As I pondered the event, I thought about how TRESE has changed the game for local Philippine komiks, and how we are now getting several that play upon local pre-Christian folklore, such as SKYWORLD and LAKAN. I wanted to see what Budjette Tan thought of this, so I sent him the following message on Facebook.
Budj, here's a question for you.
Whether you realize it or not, TRESE has changed the game. It is now THE komik that people point to for this generation. You've proven that black-and-white comics, printed at first on bond paper and folded in two, can have merit and quality. History will look upon this as that turning point. Even if technically better comics come out, TRESE will hold its place in history. It's like the first color TV show, or ACTION COMICS #1 (the first one), or BATMAN: THE ANIMATED SERIES.
You're the one being asked by fans for cartoons, movies, video games-- you have 1258 fans on Facebook, you're the one with the book launch at National. I'm sure your sales figures bear this out too. Is any other book from the company even close?
So here's my question. What do YOU think of that?
This was his response:
Is it a turning point? Only history can say for sure.
Looking back, I do think that one of the things that makes TRESE stand out is that it might be considered the first serial comics of the new decade. We released 13 cases and compiled them into 3 books. It gives the feeling that one just watched /read one season of a TV serial; as opposed to graphic novels like Elmer, Zsazsa Zaturnnah, and Mythology Class, which feel more like movies.
If TRESE can make the leap to other media, I think it would be great.

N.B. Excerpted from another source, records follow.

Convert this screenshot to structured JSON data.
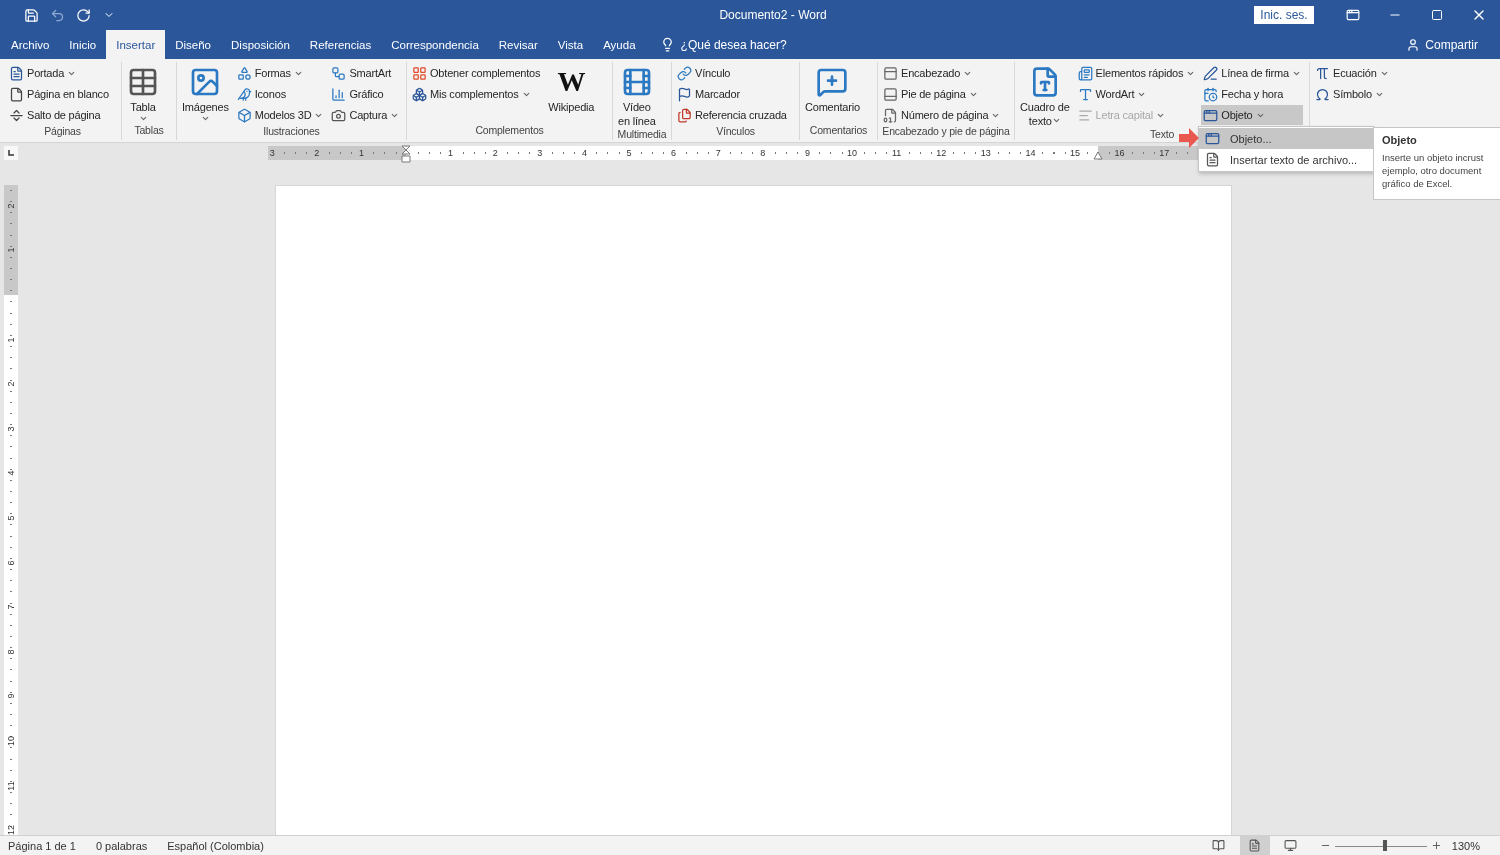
{
  "window": {
    "title": "Documento2 - Word",
    "sign_in": "Inic. ses."
  },
  "tabs": [
    {
      "label": "Archivo",
      "selected": false
    },
    {
      "label": "Inicio",
      "selected": false
    },
    {
      "label": "Insertar",
      "selected": true
    },
    {
      "label": "Diseño",
      "selected": false
    },
    {
      "label": "Disposición",
      "selected": false
    },
    {
      "label": "Referencias",
      "selected": false
    },
    {
      "label": "Correspondencia",
      "selected": false
    },
    {
      "label": "Revisar",
      "selected": false
    },
    {
      "label": "Vista",
      "selected": false
    },
    {
      "label": "Ayuda",
      "selected": false
    }
  ],
  "tell_me": "¿Qué desea hacer?",
  "share": "Compartir",
  "ribbon": {
    "groups": [
      {
        "label": "Páginas",
        "columns": [
          {
            "kind": "stack",
            "items": [
              {
                "label": "Portada",
                "caret": true,
                "disabled": false,
                "pressed": false
              },
              {
                "label": "Página en blanco",
                "caret": false,
                "disabled": false,
                "pressed": false
              },
              {
                "label": "Salto de página",
                "caret": false,
                "disabled": false,
                "pressed": false
              }
            ]
          }
        ]
      },
      {
        "label": "Tablas",
        "columns": [
          {
            "kind": "large",
            "items": [
              {
                "lines": [
                  "Tabla"
                ],
                "caret": true
              }
            ]
          }
        ]
      },
      {
        "label": "Ilustraciones",
        "columns": [
          {
            "kind": "large",
            "items": [
              {
                "lines": [
                  "Imágenes"
                ],
                "caret": true
              }
            ]
          },
          {
            "kind": "stack",
            "items": [
              {
                "label": "Formas",
                "caret": true,
                "disabled": false,
                "pressed": false
              },
              {
                "label": "Iconos",
                "caret": false,
                "disabled": false,
                "pressed": false
              },
              {
                "label": "Modelos 3D",
                "caret": true,
                "disabled": false,
                "pressed": false
              }
            ]
          },
          {
            "kind": "stack",
            "items": [
              {
                "label": "SmartArt",
                "caret": false,
                "disabled": false,
                "pressed": false
              },
              {
                "label": "Gráfico",
                "caret": false,
                "disabled": false,
                "pressed": false
              },
              {
                "label": "Captura",
                "caret": true,
                "disabled": false,
                "pressed": false
              }
            ]
          }
        ]
      },
      {
        "label": "Complementos",
        "columns": [
          {
            "kind": "stack",
            "items": [
              {
                "label": "Obtener complementos",
                "caret": false,
                "disabled": false,
                "pressed": false
              },
              {
                "label": "Mis complementos",
                "caret": true,
                "disabled": false,
                "pressed": false
              }
            ]
          },
          {
            "kind": "large",
            "items": [
              {
                "lines": [
                  "Wikipedia"
                ],
                "caret": false,
                "logo": "W"
              }
            ]
          }
        ]
      },
      {
        "label": "Multimedia",
        "columns": [
          {
            "kind": "large",
            "items": [
              {
                "lines": [
                  "Vídeo",
                  "en línea"
                ],
                "caret": false
              }
            ]
          }
        ]
      },
      {
        "label": "Vínculos",
        "columns": [
          {
            "kind": "stack",
            "items": [
              {
                "label": "Vínculo",
                "caret": false,
                "disabled": false,
                "pressed": false
              },
              {
                "label": "Marcador",
                "caret": false,
                "disabled": false,
                "pressed": false
              },
              {
                "label": "Referencia cruzada",
                "caret": false,
                "disabled": false,
                "pressed": false
              }
            ]
          }
        ]
      },
      {
        "label": "Comentarios",
        "columns": [
          {
            "kind": "large",
            "items": [
              {
                "lines": [
                  "Comentario"
                ],
                "caret": false
              }
            ]
          }
        ]
      },
      {
        "label": "Encabezado y pie de página",
        "columns": [
          {
            "kind": "stack",
            "items": [
              {
                "label": "Encabezado",
                "caret": true,
                "disabled": false,
                "pressed": false
              },
              {
                "label": "Pie de página",
                "caret": true,
                "disabled": false,
                "pressed": false
              },
              {
                "label": "Número de página",
                "caret": true,
                "disabled": false,
                "pressed": false
              }
            ]
          }
        ]
      },
      {
        "label": "Texto",
        "columns": [
          {
            "kind": "large",
            "items": [
              {
                "lines": [
                  "Cuadro de",
                  "texto"
                ],
                "caret": true
              }
            ]
          },
          {
            "kind": "stack",
            "items": [
              {
                "label": "Elementos rápidos",
                "caret": true,
                "disabled": false,
                "pressed": false
              },
              {
                "label": "WordArt",
                "caret": true,
                "disabled": false,
                "pressed": false
              },
              {
                "label": "Letra capital",
                "caret": true,
                "disabled": true,
                "pressed": false
              }
            ]
          },
          {
            "kind": "stack",
            "items": [
              {
                "label": "Línea de firma",
                "caret": true,
                "disabled": false,
                "pressed": false
              },
              {
                "label": "Fecha y hora",
                "caret": false,
                "disabled": false,
                "pressed": false
              },
              {
                "label": "Objeto",
                "caret": true,
                "disabled": false,
                "pressed": true
              }
            ]
          }
        ]
      },
      {
        "columns": [
          {
            "kind": "stack",
            "items": [
              {
                "label": "Ecuación",
                "caret": true,
                "disabled": false,
                "pressed": false
              },
              {
                "label": "Símbolo",
                "caret": true,
                "disabled": false,
                "pressed": false
              }
            ]
          }
        ]
      }
    ]
  },
  "ruler": {
    "left_numbers": [
      "3",
      "2",
      "1"
    ],
    "numbers": [
      "1",
      "2",
      "3",
      "4",
      "5",
      "6",
      "7",
      "8",
      "9",
      "10",
      "11",
      "12",
      "13",
      "14",
      "15",
      "16",
      "17"
    ]
  },
  "vertical_ruler": {
    "top_numbers": [
      "2",
      "1"
    ],
    "numbers": [
      "1",
      "2",
      "3",
      "4",
      "5",
      "6",
      "7",
      "8",
      "9",
      "10",
      "11",
      "12"
    ]
  },
  "menu": {
    "items": [
      {
        "label": "Objeto...",
        "selected": true
      },
      {
        "label": "Insertar texto de archivo...",
        "selected": false
      }
    ]
  },
  "tooltip": {
    "title": "Objeto",
    "lines": [
      "Inserte un objeto incrust",
      "ejemplo, otro document",
      "gráfico de Excel."
    ]
  },
  "status_bar": {
    "items": [
      "Página 1 de 1",
      "0 palabras",
      "Español (Colombia)"
    ],
    "views": [
      {
        "selected": false
      },
      {
        "selected": true
      },
      {
        "selected": false
      }
    ],
    "zoom": {
      "level": 0.54,
      "reading": "130%"
    }
  }
}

Looking back at the history of Superman, Batman, and Spider-Man, those characters became iconic and “ever lasting” because new readers were brought in through their TV shows, radio shows, cartoons, and movies. I’d like TRESE to find new readers that way, reach out to readers who rarely step in the bookstore, but get to lure them in because they saw it on TV or the movie theater.
I think the success of TRESE also owes itself to having such a daring publisher like Visprint. So far, Visprint is the only publisher that’s taking a chance in Filipino graphic novels. Adarna tried it and stopped after a couple years.
I also think TRESE became “game changing” because of it being so Pinoy.
There’s actually another local graphic novel series that’s been around as long as Trese and has actually come out with five volumes. Don’t know if you’ve already read LOVE IS IN THE BAG. As far as I know, it has a pretty good fanbase and they have good sales. But maybe since it’s drawn in that manga style and not set in the Philippines, it still feel mostly manga rather than it being considered “an orginal Pinoy graphic novel”.
I’m just happy that we got to finish a new book and that we’ve actually started on the next one.
I’d love to see more Pinoy graphic novels on the bookshelves, whether is “serials” like Trese or one-shots like “Elmer”.
I’m not so sure I answered your question! Hahaha!
I believe TRESE is a turning point, and will be seen by future komikeros as a turning point. Like I said above, it's like the first color show, it's like BATMAN: THE ANIMATED SERIES, it's like Michael Jordan. Perhaps I was wrong with the ACTION COMICS #1 comparison though. TRESE is leading a renaissance, not a birth. Regardless, TRESE is history, and at 5:00 p.m. on Saturday, October 8, at Bestsellers in Robinsons Galleria, I will be there to witness and take part in history.
And you should too.
Read my review of the first three TRESE books here.
TRESE's official Web site, where you can read all of the issues on your computer, is here, and you can buy the books anywhere in the Philippines.
If you don't live in the Philippines, you can order them online from National Bookstore.
Join the TRESE Facebook group here.